Dataset rows for apps and sites
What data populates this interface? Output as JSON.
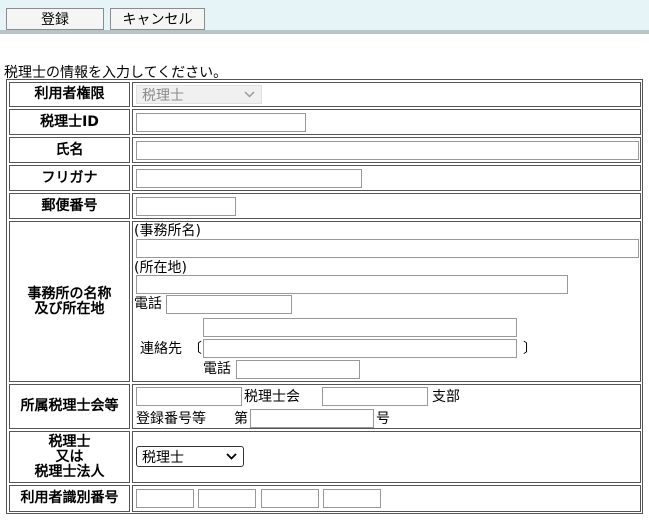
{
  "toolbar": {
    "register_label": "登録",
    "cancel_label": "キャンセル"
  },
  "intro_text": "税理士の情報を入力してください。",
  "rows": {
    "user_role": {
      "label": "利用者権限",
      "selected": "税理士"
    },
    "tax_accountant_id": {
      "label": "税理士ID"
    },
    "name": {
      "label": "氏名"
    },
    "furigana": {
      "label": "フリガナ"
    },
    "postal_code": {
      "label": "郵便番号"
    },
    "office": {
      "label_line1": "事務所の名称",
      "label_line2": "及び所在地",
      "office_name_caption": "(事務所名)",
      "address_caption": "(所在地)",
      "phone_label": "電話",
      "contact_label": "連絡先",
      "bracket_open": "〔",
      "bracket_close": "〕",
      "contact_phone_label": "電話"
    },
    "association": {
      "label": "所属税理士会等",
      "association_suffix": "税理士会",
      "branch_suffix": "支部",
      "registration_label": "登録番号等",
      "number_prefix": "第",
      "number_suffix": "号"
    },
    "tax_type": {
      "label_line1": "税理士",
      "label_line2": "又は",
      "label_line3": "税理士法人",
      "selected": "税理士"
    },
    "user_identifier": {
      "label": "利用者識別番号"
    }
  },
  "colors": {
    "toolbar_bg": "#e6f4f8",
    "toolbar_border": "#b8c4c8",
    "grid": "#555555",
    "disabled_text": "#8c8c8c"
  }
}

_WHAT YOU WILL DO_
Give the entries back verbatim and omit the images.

_OUTPUT BELOW_
What data populates this interface? Output as JSON.
{
  "toolbar": {
    "register_label": "登録",
    "cancel_label": "キャンセル"
  },
  "intro_text": "税理士の情報を入力してください。",
  "rows": {
    "user_role": {
      "label": "利用者権限",
      "selected": "税理士"
    },
    "tax_accountant_id": {
      "label": "税理士ID"
    },
    "name": {
      "label": "氏名"
    },
    "furigana": {
      "label": "フリガナ"
    },
    "postal_code": {
      "label": "郵便番号"
    },
    "office": {
      "label_line1": "事務所の名称",
      "label_line2": "及び所在地",
      "office_name_caption": "(事務所名)",
      "address_caption": "(所在地)",
      "phone_label": "電話",
      "contact_label": "連絡先",
      "bracket_open": "〔",
      "bracket_close": "〕",
      "contact_phone_label": "電話"
    },
    "association": {
      "label": "所属税理士会等",
      "association_suffix": "税理士会",
      "branch_suffix": "支部",
      "registration_label": "登録番号等",
      "number_prefix": "第",
      "number_suffix": "号"
    },
    "tax_type": {
      "label_line1": "税理士",
      "label_line2": "又は",
      "label_line3": "税理士法人",
      "selected": "税理士"
    },
    "user_identifier": {
      "label": "利用者識別番号"
    }
  },
  "colors": {
    "toolbar_bg": "#e6f4f8",
    "toolbar_border": "#b8c4c8",
    "grid": "#555555",
    "disabled_text": "#8c8c8c"
  }
}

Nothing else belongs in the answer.